satellite line to its parent resonance line is generally a good temperature diagnostic

because the ratio can be expressed as a function of temperature multiplied by a term

depending on the decay rate (an atomic parameter) of the satellite line which is generally









a function of Z. The review paper by Dubau and Volonte,6 shows that the temperature

dependence of the ratio can be expressed by


Sexp((Eo-Es )/kT)
F(T) T


where E0 is the energy of the parent line and Es is the energy of the satellite line. The

exponential factor is usually a slowly varying function of T because in this case, the

energy (Eo Es ) << kT. Therefore, the ratio is proportional to the inverse of T.

The value of the [Li-like satellites / 11SO 21P1] ratio is approximately

0.27 + 0.04. This regime on the RATION plots shown in figure 5-6 tend to imply an

electron temperature of 200 to 400 eV for the same density range. However, the

observed intensity of the resonance line is depressed by radiative trapping. Hence, tt is

conceivable that the ratio could be too high by a factor of 4. The range of temperatures

indicated by a ratio that is 0.25 smaller, is again 500 to 600 eV which agrees with the
previous ratios. The ratio of the [He-like satellites / 12S 1 22P3/2] is 0.2 + 0.04.

Again radiative trapping probably inflates this ratio. In fact, if the same multiplicative

factor is used for both of these ratios, the temperature range indicated by both track each

other. Although the ratios are not conclusive, they are in the approximate range

expected.

Density was deduced from the ratio of the Li-like satellites to the Al XII
11SO 23p1 which is called the intercombination line, and from the intercombination

line to the resonance line. The figure 5-7 gives the density sensitive ratios as a function
of laser energy. The [Li-like satellites / 11S0 23p1 ] ratio has a value of 1.4 + 0.4 .

The plots in figure 5-8 show that this ratio implies the density should be in a range of

1021 to 1022 cm -3.

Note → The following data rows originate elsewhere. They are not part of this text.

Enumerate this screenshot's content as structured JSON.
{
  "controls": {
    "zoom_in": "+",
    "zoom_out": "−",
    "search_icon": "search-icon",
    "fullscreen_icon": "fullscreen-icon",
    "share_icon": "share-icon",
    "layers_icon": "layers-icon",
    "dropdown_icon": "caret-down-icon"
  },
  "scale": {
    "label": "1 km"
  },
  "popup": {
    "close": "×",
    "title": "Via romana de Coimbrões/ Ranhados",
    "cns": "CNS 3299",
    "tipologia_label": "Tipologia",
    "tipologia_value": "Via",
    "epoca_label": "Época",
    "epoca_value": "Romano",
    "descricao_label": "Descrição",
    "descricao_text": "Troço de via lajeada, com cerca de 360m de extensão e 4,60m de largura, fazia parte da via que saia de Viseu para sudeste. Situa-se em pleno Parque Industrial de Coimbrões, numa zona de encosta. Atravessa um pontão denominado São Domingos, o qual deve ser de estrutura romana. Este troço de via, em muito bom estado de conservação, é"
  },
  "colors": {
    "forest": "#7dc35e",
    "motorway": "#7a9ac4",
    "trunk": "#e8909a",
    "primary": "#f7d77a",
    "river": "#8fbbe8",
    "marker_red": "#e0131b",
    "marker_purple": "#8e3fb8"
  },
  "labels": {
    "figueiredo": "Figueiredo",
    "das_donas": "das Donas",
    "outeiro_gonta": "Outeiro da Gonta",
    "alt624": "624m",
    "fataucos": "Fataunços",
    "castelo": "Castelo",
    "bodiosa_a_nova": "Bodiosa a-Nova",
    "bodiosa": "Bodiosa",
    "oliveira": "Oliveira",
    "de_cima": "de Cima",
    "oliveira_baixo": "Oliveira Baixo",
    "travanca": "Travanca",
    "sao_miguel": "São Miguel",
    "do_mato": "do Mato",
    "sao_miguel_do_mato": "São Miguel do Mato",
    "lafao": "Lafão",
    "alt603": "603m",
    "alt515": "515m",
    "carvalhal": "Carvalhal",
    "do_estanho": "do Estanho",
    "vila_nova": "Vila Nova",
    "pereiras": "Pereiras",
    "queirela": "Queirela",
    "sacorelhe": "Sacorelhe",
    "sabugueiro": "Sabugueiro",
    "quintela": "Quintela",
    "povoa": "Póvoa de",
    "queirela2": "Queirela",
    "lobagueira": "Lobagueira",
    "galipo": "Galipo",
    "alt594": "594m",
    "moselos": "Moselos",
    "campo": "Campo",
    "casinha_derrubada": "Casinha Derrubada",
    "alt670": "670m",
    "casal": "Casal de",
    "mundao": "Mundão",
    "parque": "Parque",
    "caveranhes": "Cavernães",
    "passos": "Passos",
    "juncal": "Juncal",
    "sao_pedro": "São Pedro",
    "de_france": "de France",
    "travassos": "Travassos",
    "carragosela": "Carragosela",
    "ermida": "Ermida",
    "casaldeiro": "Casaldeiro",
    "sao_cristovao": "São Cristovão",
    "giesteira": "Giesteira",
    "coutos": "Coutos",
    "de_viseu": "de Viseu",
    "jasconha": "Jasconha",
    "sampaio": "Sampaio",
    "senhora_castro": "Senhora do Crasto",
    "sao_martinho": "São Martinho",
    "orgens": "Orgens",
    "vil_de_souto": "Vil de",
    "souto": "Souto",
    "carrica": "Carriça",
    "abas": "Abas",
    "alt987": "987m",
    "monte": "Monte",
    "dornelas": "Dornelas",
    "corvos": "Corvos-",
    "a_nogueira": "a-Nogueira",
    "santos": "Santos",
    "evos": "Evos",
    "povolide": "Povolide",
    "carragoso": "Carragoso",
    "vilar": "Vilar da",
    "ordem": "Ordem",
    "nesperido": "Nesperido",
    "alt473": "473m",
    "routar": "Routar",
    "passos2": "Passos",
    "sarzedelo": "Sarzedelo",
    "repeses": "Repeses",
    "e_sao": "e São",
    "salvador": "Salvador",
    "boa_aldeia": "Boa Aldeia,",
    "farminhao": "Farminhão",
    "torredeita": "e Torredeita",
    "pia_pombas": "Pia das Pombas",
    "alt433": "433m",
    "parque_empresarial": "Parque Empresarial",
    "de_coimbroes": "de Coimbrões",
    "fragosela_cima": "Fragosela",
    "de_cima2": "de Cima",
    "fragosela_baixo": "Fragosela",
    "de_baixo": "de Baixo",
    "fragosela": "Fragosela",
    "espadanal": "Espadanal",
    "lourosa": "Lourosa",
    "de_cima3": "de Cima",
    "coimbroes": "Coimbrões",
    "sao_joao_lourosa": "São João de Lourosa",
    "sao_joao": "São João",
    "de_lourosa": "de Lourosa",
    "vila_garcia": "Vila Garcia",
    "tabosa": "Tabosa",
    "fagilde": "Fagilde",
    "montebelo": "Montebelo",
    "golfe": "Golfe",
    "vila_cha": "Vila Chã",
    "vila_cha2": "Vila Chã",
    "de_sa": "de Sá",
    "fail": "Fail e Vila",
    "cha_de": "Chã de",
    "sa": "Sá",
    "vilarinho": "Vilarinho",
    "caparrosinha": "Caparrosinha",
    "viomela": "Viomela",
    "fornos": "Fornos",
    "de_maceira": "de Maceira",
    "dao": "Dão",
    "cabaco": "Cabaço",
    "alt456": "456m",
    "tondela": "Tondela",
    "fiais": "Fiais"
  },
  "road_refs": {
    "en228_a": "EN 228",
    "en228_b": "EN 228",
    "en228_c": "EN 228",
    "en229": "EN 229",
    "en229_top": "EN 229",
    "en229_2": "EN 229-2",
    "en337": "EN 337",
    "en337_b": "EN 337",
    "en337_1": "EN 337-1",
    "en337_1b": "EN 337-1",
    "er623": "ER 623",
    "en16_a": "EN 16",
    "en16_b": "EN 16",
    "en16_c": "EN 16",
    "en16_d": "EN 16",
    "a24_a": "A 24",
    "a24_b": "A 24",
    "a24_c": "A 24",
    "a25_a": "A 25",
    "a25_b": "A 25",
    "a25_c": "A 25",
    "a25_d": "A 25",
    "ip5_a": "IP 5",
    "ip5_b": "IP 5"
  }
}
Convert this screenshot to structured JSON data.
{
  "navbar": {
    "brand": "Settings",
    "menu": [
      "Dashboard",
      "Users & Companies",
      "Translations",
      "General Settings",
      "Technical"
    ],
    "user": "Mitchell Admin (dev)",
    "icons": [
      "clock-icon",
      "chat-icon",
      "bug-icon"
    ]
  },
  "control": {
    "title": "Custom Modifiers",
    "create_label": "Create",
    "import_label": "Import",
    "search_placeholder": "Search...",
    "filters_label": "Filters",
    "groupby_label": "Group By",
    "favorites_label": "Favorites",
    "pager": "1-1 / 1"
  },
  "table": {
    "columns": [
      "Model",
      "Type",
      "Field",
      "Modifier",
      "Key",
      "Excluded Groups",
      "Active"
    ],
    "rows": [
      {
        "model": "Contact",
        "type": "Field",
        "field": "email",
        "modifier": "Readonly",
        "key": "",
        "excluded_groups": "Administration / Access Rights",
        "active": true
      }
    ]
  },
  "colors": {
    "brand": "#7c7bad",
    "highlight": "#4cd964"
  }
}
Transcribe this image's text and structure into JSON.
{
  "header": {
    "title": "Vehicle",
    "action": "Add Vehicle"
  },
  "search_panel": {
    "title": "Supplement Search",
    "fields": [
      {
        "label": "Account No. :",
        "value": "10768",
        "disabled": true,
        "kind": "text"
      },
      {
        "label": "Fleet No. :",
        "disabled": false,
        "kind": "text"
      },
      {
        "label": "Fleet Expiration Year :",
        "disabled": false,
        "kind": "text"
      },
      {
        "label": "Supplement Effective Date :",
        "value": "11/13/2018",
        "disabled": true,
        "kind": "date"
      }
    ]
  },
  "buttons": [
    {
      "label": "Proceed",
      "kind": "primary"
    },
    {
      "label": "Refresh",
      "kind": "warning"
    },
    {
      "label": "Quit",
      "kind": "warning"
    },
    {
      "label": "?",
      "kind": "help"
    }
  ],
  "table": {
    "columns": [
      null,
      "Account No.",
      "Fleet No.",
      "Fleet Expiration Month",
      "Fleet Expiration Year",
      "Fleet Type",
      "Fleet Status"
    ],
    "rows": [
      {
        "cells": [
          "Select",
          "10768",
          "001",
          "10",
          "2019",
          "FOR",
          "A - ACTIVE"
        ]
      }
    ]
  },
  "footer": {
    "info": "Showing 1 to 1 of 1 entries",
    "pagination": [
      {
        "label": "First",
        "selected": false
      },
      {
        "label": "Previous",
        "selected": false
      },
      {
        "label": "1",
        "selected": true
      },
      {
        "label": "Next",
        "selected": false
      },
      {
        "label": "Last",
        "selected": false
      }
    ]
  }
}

The [11S0 23P1 / 11S0 21P1] ratio is a better diagnostic because both of the

lines are emitted from the same region of the plasma. The intercombination line is









density sensitive because the population of this level is collisionally mixed with that of

the 1P1 resonance level which can decay much more quickly. The value of the ratio is

from 0.05 to 0.2. However, the resonance line persists about three times as long as the

intercombination line. Hence, it is reasonable to assume that the ratio could be wrong

by a factor of 3. From figure 5-8 we find that the upper limit of the ratio gives a density

is 5.0 x 1019. The lower limit implies densities near 1021 cm -3 which implies that the

lines are emitted over a density equal or less than the critical density at which the laser

energy is deposited.

A consistent determination of the temperature and density must take into account

measurements from all the ratios. Since gradients affect the individual line intensities

differently, the diagnostics that are presented bracket the plasma parameter regime

possible in the experiment. With this in mind, these ratios indicate that the plasma has a

temperature in the range of 400 to 600 eV and an electron density in the range of

5 x 1019 to 5x 1021 cm-3.



Line widths



To determine the line broadening resulting from the Stark broadening

mechanism, an optically thin line was first used to determine the line width contributions

due to the source size and instrument. Next, the line width at full-width-half-maximum

was taken of the highest order resolvable line. The spectra were considered

unresolvable at principal quantum number n = 6, so the 11SO 5 1P1 transition was

used. This measurement also assumes that the emission region of the optically thin

satellite is about the same as the region emitting the n=5 line. Although both lines are

probably emitted in the dense, hot region in the center, there was no independent method

used to confirm this fact. The electron density determined by this method was

- 5.0 x 1021 cm-3